Such statistics are certainly compelling motivation for tossing the tobacco in the trash. But as anyone who has ever attempted to kick the habit can attest, overcoming the addiction is no easy feat. The American Cancer Society has noted that medication, therapy, and support groups—and particularly these tools in combination—can all increase the odds of success when it comes to quitting smoking for good.
If you’ve resolved this new year to finally extinguish your cigarette addiction, there are several resources—many of them free—to assist you.
City of Austin Smoking Cessation Program
City of Austin (CoA) employees, spouses, and dependents (18 years of age or older) who are currently enrolled in the city’s health plan are eligible for free smoking-cessation resources.
According to CoA benefits manager Karen Haywood and wellness coordinator Michelle Du, employees who want to quit smoking may attend a 1.5-hour class held monthly at rotating city worksites. After the course, attendees are eligible for free tobacco cessation medication (with a prescription) or nicotine replacement therapy (e.g., gum or the patch).
Cessation sessions are conducted by trainers from the Employee Assistance Program (EAP) who discuss psychological, emotional, and behavioral issues that may arise when trying to quit. In addition to the medication and nicotine replacement therapy, employees are offered ongoing EAP assistance to help them succeed long term.
CoA is currently focused on “creating a culture of health,” Du said, which includes smoke-free city vehicles and campuses, as well as partnering with Live Tobacco Free Austin, a public website sponsored by the Austin Travis County Health and Human Services Department.
This comprehensive website goes beyond education on cessation methods—it helps smokers formulate a plan prior to quitting and offers them helpful tips and resources along the way. Users can receive advice on how to battle cravings and withdrawal, bounce back from a slip, and cope with depression and stress that can ensue from the effort of trying to quit.
Recognizing that support is vital to sustaining success in the quitting process, smokers can speak to a live person for information and encouragement by calling one of several hotlines. There is also live chat, a smartphone app, and a text message system that provides “24/7 encouragement, advice and tips to help you quit and stay quit.”
Smokefree Women is a subsidiary of smokefree.gov, and offers health-related smoking cessation information specific to women, including topics on pregnancy and motherhood. Women can also access articles about smoking cessation and weight management, and how to deal with stress, moods, and relationships.
As with smokegree.gov, users can chat live with a smoking cessation counselor, download mobile apps, and sign up for text message support.

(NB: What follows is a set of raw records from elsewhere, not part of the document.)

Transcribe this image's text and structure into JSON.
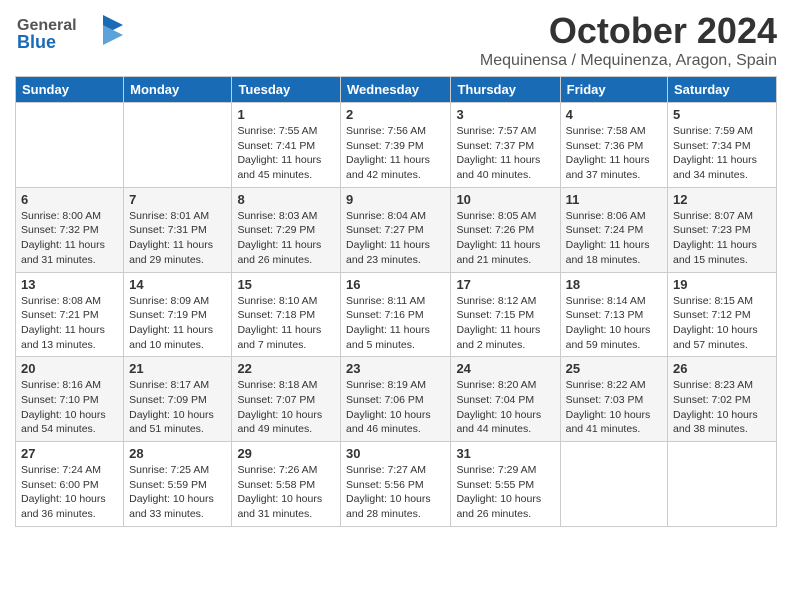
{
  "header": {
    "logo_general": "General",
    "logo_blue": "Blue",
    "main_title": "October 2024",
    "subtitle": "Mequinensa / Mequinenza, Aragon, Spain"
  },
  "days_of_week": [
    "Sunday",
    "Monday",
    "Tuesday",
    "Wednesday",
    "Thursday",
    "Friday",
    "Saturday"
  ],
  "weeks": [
    [
      {
        "day": "",
        "sunrise": "",
        "sunset": "",
        "daylight": ""
      },
      {
        "day": "",
        "sunrise": "",
        "sunset": "",
        "daylight": ""
      },
      {
        "day": "1",
        "sunrise": "Sunrise: 7:55 AM",
        "sunset": "Sunset: 7:41 PM",
        "daylight": "Daylight: 11 hours and 45 minutes."
      },
      {
        "day": "2",
        "sunrise": "Sunrise: 7:56 AM",
        "sunset": "Sunset: 7:39 PM",
        "daylight": "Daylight: 11 hours and 42 minutes."
      },
      {
        "day": "3",
        "sunrise": "Sunrise: 7:57 AM",
        "sunset": "Sunset: 7:37 PM",
        "daylight": "Daylight: 11 hours and 40 minutes."
      },
      {
        "day": "4",
        "sunrise": "Sunrise: 7:58 AM",
        "sunset": "Sunset: 7:36 PM",
        "daylight": "Daylight: 11 hours and 37 minutes."
      },
      {
        "day": "5",
        "sunrise": "Sunrise: 7:59 AM",
        "sunset": "Sunset: 7:34 PM",
        "daylight": "Daylight: 11 hours and 34 minutes."
      }
    ],
    [
      {
        "day": "6",
        "sunrise": "Sunrise: 8:00 AM",
        "sunset": "Sunset: 7:32 PM",
        "daylight": "Daylight: 11 hours and 31 minutes."
      },
      {
        "day": "7",
        "sunrise": "Sunrise: 8:01 AM",
        "sunset": "Sunset: 7:31 PM",
        "daylight": "Daylight: 11 hours and 29 minutes."
      },
      {
        "day": "8",
        "sunrise": "Sunrise: 8:03 AM",
        "sunset": "Sunset: 7:29 PM",
        "daylight": "Daylight: 11 hours and 26 minutes."
      },
      {
        "day": "9",
        "sunrise": "Sunrise: 8:04 AM",
        "sunset": "Sunset: 7:27 PM",
        "daylight": "Daylight: 11 hours and 23 minutes."
      },
      {
        "day": "10",
        "sunrise": "Sunrise: 8:05 AM",
        "sunset": "Sunset: 7:26 PM",
        "daylight": "Daylight: 11 hours and 21 minutes."
      },
      {
        "day": "11",
        "sunrise": "Sunrise: 8:06 AM",
        "sunset": "Sunset: 7:24 PM",
        "daylight": "Daylight: 11 hours and 18 minutes."
      },
      {
        "day": "12",
        "sunrise": "Sunrise: 8:07 AM",
        "sunset": "Sunset: 7:23 PM",
        "daylight": "Daylight: 11 hours and 15 minutes."
      }
    ],
    [
      {
        "day": "13",
        "sunrise": "Sunrise: 8:08 AM",
        "sunset": "Sunset: 7:21 PM",
        "daylight": "Daylight: 11 hours and 13 minutes."
      },
      {
        "day": "14",
        "sunrise": "Sunrise: 8:09 AM",
        "sunset": "Sunset: 7:19 PM",
        "daylight": "Daylight: 11 hours and 10 minutes."
      },
      {
        "day": "15",
        "sunrise": "Sunrise: 8:10 AM",
        "sunset": "Sunset: 7:18 PM",
        "daylight": "Daylight: 11 hours and 7 minutes."
      },
      {
        "day": "16",
        "sunrise": "Sunrise: 8:11 AM",
        "sunset": "Sunset: 7:16 PM",
        "daylight": "Daylight: 11 hours and 5 minutes."
      },
      {
        "day": "17",
        "sunrise": "Sunrise: 8:12 AM",
        "sunset": "Sunset: 7:15 PM",
        "daylight": "Daylight: 11 hours and 2 minutes."
      },
      {
        "day": "18",
        "sunrise": "Sunrise: 8:14 AM",
        "sunset": "Sunset: 7:13 PM",
        "daylight": "Daylight: 10 hours and 59 minutes."
      },
      {
        "day": "19",
        "sunrise": "Sunrise: 8:15 AM",
        "sunset": "Sunset: 7:12 PM",
        "daylight": "Daylight: 10 hours and 57 minutes."
      }
    ],
    [
      {
        "day": "20",
        "sunrise": "Sunrise: 8:16 AM",
        "sunset": "Sunset: 7:10 PM",
        "daylight": "Daylight: 10 hours and 54 minutes."
      },
      {
        "day": "21",
        "sunrise": "Sunrise: 8:17 AM",
        "sunset": "Sunset: 7:09 PM",
        "daylight": "Daylight: 10 hours and 51 minutes."
      },
      {
        "day": "22",
        "sunrise": "Sunrise: 8:18 AM",
        "sunset": "Sunset: 7:07 PM",
        "daylight": "Daylight: 10 hours and 49 minutes."
      },
      {
        "day": "23",
        "sunrise": "Sunrise: 8:19 AM",
        "sunset": "Sunset: 7:06 PM",
        "daylight": "Daylight: 10 hours and 46 minutes."
      },
      {
        "day": "24",
        "sunrise": "Sunrise: 8:20 AM",
        "sunset": "Sunset: 7:04 PM",
        "daylight": "Daylight: 10 hours and 44 minutes."
      },
      {
        "day": "25",
        "sunrise": "Sunrise: 8:22 AM",
        "sunset": "Sunset: 7:03 PM",
        "daylight": "Daylight: 10 hours and 41 minutes."
      },
      {
        "day": "26",
        "sunrise": "Sunrise: 8:23 AM",
        "sunset": "Sunset: 7:02 PM",
        "daylight": "Daylight: 10 hours and 38 minutes."
      }
    ],
    [
      {
        "day": "27",
        "sunrise": "Sunrise: 7:24 AM",
        "sunset": "Sunset: 6:00 PM",
        "daylight": "Daylight: 10 hours and 36 minutes."
      },
      {
        "day": "28",
        "sunrise": "Sunrise: 7:25 AM",
        "sunset": "Sunset: 5:59 PM",
        "daylight": "Daylight: 10 hours and 33 minutes."
      },
      {
        "day": "29",
        "sunrise": "Sunrise: 7:26 AM",
        "sunset": "Sunset: 5:58 PM",
        "daylight": "Daylight: 10 hours and 31 minutes."
      },
      {
        "day": "30",
        "sunrise": "Sunrise: 7:27 AM",
        "sunset": "Sunset: 5:56 PM",
        "daylight": "Daylight: 10 hours and 28 minutes."
      },
      {
        "day": "31",
        "sunrise": "Sunrise: 7:29 AM",
        "sunset": "Sunset: 5:55 PM",
        "daylight": "Daylight: 10 hours and 26 minutes."
      },
      {
        "day": "",
        "sunrise": "",
        "sunset": "",
        "daylight": ""
      },
      {
        "day": "",
        "sunrise": "",
        "sunset": "",
        "daylight": ""
      }
    ]
  ]
}
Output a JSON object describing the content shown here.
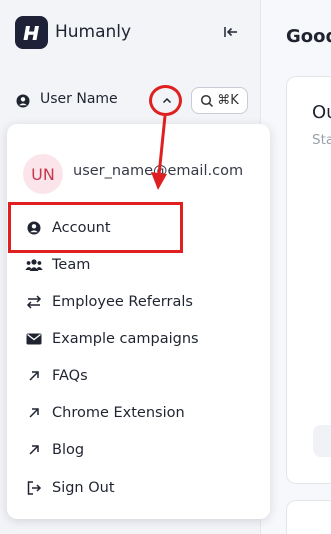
{
  "brand": {
    "name": "Humanly",
    "logo_icon": "humanly-logo-icon"
  },
  "sidebar": {
    "collapse_icon": "collapse-sidebar-icon",
    "user": {
      "name": "User Name",
      "icon": "user-circle-icon",
      "toggle_icon": "chevron-up-icon"
    },
    "shortcut": {
      "icon": "search-icon",
      "keys": "⌘K"
    }
  },
  "dropdown": {
    "avatar_initials": "UN",
    "email": "user_name@email.com",
    "items": [
      {
        "label": "Account",
        "icon": "user-circle-icon"
      },
      {
        "label": "Team",
        "icon": "team-icon"
      },
      {
        "label": "Employee Referrals",
        "icon": "swap-arrows-icon"
      },
      {
        "label": "Example campaigns",
        "icon": "envelope-icon"
      },
      {
        "label": "FAQs",
        "icon": "external-arrow-icon"
      },
      {
        "label": "Chrome Extension",
        "icon": "external-arrow-icon"
      },
      {
        "label": "Blog",
        "icon": "external-arrow-icon"
      },
      {
        "label": "Sign Out",
        "icon": "sign-out-icon"
      }
    ]
  },
  "main": {
    "greeting": "Good",
    "card": {
      "title": "Ou",
      "subtitle": "Sta"
    }
  },
  "colors": {
    "annotation_red": "#e02020",
    "sidebar_bg": "#f2f4f8",
    "logo_bg": "#1e2238",
    "avatar_bg": "#fbe5ea",
    "avatar_text": "#c8384f"
  }
}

Yet another subsidiary of smokefree.gov, Smokefree Teen empowers teenagers to take their health into their own hands by making positive choices. Teens can learn about the long-term health implications of smoking and receive tips for handling peer pressure and stress.
Freedom From Smoking
This trademark program from the American Lung Association was ranked “most effective smoking cessation program” by Fordham University School of Business. Utilizing “proven addiction and behavior change models,” Freedom From Smoking includes both individual and group resources, as well as a detailed plan to help smokers quit. There are eight sessions in total, and an online program is also available.
According to the American Lung Association, smokers who use their program are “six times more likely to be smoke free one year later” than those who attempt to quit on their own; furthermore, in combination with smoking cessation medication, 60 percent of smokers report success at the conclusion of the program.
Sponsored by the U.S. Department of Defense, Quit Tobacco offers military servicemen and women resources to formulate a smoking cessation plan (including information about medications and nicotine replacement therapies), receive 24-hour help through live online chats, and connect with military personnel via social media for support.
Resources are also provided for friends and family who want to help their loved one quit, including suggestions for offering support and dealing with mood swings and irritability.